Reshape Global Economy? What Will You Do, Mr. President?

September 21, 2009

 

http://www.reuters.com/article/newsOne/idUSTRE58G34Z20090921?sp=true

The good news is that President Obama understands that global trade imbalances – especially America’s enormous trade deficit – is what collapsed the global economy, and he will push the G20 at the meeting in Pittsburgh to reshape the global economy:

U.S. President Barack Obama said on Sunday he would push world leaders this week for a reshaping of the global economy in response to the deepest financial crisis in decades.

The bad news is that he, like everyone else – including economists – is clueless as to the root cause of the imbalance:

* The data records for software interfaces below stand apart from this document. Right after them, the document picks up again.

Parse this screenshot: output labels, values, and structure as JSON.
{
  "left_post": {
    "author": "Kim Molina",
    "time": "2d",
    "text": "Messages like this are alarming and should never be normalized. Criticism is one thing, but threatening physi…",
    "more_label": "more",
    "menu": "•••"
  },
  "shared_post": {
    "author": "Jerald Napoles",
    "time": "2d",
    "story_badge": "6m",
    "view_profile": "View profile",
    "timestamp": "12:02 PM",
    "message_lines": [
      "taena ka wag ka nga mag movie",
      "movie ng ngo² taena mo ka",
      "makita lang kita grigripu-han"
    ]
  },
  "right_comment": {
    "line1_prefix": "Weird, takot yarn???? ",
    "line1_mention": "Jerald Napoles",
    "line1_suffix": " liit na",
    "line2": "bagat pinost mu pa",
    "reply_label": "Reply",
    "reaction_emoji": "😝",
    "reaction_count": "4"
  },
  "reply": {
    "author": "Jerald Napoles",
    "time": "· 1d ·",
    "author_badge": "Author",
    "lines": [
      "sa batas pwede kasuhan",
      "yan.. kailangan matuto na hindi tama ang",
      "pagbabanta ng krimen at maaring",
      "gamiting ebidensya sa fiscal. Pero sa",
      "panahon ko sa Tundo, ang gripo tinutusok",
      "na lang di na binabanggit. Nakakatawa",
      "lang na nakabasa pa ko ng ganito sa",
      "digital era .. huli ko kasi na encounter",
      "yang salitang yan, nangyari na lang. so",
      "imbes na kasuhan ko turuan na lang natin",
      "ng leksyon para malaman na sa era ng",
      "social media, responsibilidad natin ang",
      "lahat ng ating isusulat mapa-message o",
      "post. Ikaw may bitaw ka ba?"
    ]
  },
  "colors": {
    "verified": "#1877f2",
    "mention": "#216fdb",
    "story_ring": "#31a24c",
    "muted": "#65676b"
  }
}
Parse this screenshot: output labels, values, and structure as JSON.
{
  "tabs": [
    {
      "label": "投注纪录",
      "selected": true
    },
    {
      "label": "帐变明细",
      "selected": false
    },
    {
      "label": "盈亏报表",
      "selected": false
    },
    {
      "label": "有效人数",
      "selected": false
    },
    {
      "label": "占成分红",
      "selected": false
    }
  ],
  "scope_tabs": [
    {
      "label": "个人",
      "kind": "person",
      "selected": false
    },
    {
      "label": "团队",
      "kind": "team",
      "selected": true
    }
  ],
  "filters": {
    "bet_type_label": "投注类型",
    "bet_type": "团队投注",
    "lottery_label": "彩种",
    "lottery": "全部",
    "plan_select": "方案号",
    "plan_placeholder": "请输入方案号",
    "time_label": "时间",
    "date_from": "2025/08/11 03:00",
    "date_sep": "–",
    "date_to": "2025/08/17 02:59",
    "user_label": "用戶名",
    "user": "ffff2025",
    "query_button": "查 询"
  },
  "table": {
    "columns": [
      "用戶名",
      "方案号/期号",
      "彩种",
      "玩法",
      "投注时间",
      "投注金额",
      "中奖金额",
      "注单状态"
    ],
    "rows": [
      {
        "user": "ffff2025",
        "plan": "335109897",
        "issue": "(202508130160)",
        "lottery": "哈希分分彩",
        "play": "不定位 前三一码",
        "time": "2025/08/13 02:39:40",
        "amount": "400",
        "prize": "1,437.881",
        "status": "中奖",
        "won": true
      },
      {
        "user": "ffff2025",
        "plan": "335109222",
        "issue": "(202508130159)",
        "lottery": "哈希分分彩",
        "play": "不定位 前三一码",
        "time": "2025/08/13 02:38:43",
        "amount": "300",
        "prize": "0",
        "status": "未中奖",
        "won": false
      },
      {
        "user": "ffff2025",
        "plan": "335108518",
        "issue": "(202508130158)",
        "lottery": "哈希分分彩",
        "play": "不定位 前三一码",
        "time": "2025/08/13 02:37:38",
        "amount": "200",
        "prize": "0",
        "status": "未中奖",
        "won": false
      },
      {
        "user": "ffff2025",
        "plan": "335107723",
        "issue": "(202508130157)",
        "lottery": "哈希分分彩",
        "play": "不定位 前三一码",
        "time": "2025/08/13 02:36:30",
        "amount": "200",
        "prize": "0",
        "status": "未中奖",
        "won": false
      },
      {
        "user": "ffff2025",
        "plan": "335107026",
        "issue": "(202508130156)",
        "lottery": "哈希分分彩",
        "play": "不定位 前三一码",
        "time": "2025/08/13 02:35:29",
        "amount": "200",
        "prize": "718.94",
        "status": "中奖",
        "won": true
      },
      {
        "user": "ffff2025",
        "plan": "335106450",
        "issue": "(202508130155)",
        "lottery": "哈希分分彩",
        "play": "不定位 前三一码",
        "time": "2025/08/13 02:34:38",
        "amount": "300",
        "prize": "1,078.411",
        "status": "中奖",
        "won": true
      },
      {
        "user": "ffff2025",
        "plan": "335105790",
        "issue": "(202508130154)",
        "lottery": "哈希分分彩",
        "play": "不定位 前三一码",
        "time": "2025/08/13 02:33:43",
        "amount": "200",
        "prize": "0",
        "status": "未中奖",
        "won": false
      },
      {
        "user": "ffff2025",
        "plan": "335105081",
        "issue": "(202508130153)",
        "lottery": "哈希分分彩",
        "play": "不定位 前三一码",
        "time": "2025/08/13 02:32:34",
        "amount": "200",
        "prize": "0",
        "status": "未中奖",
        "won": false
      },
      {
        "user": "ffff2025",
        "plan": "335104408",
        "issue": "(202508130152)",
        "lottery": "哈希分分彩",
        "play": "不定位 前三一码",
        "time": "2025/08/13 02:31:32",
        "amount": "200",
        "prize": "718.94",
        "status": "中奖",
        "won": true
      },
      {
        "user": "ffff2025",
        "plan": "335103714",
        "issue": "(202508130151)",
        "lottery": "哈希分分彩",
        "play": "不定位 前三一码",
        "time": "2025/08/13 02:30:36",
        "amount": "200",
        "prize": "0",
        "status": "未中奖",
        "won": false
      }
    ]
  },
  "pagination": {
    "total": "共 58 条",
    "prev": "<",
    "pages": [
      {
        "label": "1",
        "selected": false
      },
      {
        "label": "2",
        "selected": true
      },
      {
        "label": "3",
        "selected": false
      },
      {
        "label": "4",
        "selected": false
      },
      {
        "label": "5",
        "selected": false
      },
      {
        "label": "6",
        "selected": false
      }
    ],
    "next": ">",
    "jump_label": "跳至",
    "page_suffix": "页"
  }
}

… Obama said the U.S. economy was recovering, even if unemployment remained high, and now was the time to rebalance the global economy after decades of U.S. over-consumption.

Overconsumption in the U.S. is a myth, perpetrated by images of fat Americans returning from the mall with their gas-guzzling SUVs filled to the roof-line.  While this may be an accurate portrait of the top 2-3% of wage-earners, reality for the vast majority of Americans is quite different.  When American families’ median income is something in the range of $48,000, how much money is left for “over-consumption” after paying the mortgage (or rent), putting food on the table, paying the utilities and buying health care?  Precious little. 

The problem with our trade imbalance isn’t that Americans over-consume.  The problem is that virtually everything we do consume is foreign-made.  Would President Obama have us stop consuming altogether?  What would we wear?  Every stitch of clothing sold in this country is foreign.  Would he have us stop maintaining our homes?  Nearly everything on the shelves at Lowe’s and Home Depot is foreign made.  Would he have us stop maintaining our cars?  Try finding an American-made auto part.  Should we stop replacing burned-out televisions?  There hasn’t been an American-made television in decades.

We have no choice but to continue buying foreign-made products, perpetuating the global trade imbalances.  Nothing is going to change until Obama, or some subsequent president with the guts to do it, finally says to the WTO (World Trade Organization) “enough is enough.”  “It’s clear the rest of the world won’t voluntarily eliminate its dependence on exports to America, so we’re putting tariffs back in our trade policy tool box.”  Only then will there be any hope of rebuilding the manufacturing sector of our economy and fixing the trade imbalances that have brought us to our knees.

Obama understands the problem.  He truly does, as evidenced by this last statement:

“We can’t go back to the era where the Chinese or the Germans or other countries just are selling everything to us, we’re taking out a bunch of credit card debt or home equity loans, but we’re not selling anything to them,” Obama said in an interview with CNN television.

OK, Mr. President, the question now is what are you going to do about it?  Talk, talk, talk and asking other nations to fix the problem for you isn’t action, it’s shirking your responsibility.  What are YOU going to do? 

One final comment about the following paragraph is in order:

For years before the financial crisis erupted in 2007, economists had warned of the dangers of imbalances in the global economy — namely huge trade surpluses and currency reserves built up by exporters like China, and similarly big deficits in the United States and other economies.

What a crock.  Economists’ zeal for one of their pet 18th century theory, Ricardo’s principle of comparative advantage, is what led to the creation of this globalized mess in the first place.  For anyone to claim that economists have been “warning of the dangers” is laughable and the epitome of historical revisionism.  If the U.S. ever does take real action to unwind the mess, it’ll be over the howls of protest from economists. 

The only good news here is that Washington’s patience with globalization’s parasitic predation on the American market is clearly wearing thin.   But real action still seems to be a big leap from where we are today.